◆ ACTION ITEM ◆
The answer should contain all of the records below, each one copied word for word.
━━ DATA FOR THIS EXERCISE
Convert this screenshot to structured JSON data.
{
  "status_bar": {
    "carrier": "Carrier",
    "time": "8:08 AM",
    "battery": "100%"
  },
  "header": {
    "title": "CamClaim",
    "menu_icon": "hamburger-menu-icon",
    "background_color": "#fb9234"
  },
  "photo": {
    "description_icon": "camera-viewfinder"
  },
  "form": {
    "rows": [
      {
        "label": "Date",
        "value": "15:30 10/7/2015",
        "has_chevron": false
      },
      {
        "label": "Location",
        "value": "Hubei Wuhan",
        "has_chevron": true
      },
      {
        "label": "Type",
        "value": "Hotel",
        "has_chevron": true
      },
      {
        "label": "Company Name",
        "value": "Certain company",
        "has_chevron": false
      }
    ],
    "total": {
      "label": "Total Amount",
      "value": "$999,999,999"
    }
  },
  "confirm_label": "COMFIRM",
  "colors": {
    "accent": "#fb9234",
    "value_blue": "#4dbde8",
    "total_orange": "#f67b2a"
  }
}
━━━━
◆ SOLUTION FOR THIS PROBLEM ◆
Convert this screenshot to structured JSON data.
{
  "status_bar": {
    "carrier": "Carrier",
    "time": "8:08 AM",
    "battery": "100%"
  },
  "header": {
    "title": "CamClaim",
    "menu_icon": "hamburger-menu-icon",
    "background_color": "#fb9234"
  },
  "photo": {
    "description_icon": "camera-viewfinder"
  },
  "form": {
    "rows": [
      {
        "label": "Date",
        "value": "15:30 10/7/2015",
        "has_chevron": false
      },
      {
        "label": "Location",
        "value": "Hubei Wuhan",
        "has_chevron": true
      },
      {
        "label": "Type",
        "value": "Hotel",
        "has_chevron": true
      },
      {
        "label": "Company Name",
        "value": "Certain company",
        "has_chevron": false
      }
    ],
    "total": {
      "label": "Total Amount",
      "value": "$999,999,999"
    }
  },
  "confirm_label": "COMFIRM",
  "colors": {
    "accent": "#fb9234",
    "value_blue": "#4dbde8",
    "total_orange": "#f67b2a"
  }
}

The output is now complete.